(Items from an interface collection)

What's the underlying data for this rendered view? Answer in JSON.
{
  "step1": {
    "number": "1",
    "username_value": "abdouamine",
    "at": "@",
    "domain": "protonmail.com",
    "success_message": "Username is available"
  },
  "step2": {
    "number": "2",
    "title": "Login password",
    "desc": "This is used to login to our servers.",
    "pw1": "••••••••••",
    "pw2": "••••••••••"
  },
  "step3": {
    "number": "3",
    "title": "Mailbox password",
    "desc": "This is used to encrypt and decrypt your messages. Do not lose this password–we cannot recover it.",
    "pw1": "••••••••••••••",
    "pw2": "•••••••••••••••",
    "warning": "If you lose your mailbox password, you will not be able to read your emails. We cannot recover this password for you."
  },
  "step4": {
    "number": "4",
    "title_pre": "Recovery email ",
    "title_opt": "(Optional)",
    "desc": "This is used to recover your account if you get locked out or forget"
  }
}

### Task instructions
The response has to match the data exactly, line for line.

### The answer
What's the underlying data for this rendered view? Answer in JSON.
{
  "step1": {
    "number": "1",
    "username_value": "abdouamine",
    "at": "@",
    "domain": "protonmail.com",
    "success_message": "Username is available"
  },
  "step2": {
    "number": "2",
    "title": "Login password",
    "desc": "This is used to login to our servers.",
    "pw1": "••••••••••",
    "pw2": "••••••••••"
  },
  "step3": {
    "number": "3",
    "title": "Mailbox password",
    "desc": "This is used to encrypt and decrypt your messages. Do not lose this password–we cannot recover it.",
    "pw1": "••••••••••••••",
    "pw2": "•••••••••••••••",
    "warning": "If you lose your mailbox password, you will not be able to read your emails. We cannot recover this password for you."
  },
  "step4": {
    "number": "4",
    "title_pre": "Recovery email ",
    "title_opt": "(Optional)",
    "desc": "This is used to recover your account if you get locked out or forget"
  }
}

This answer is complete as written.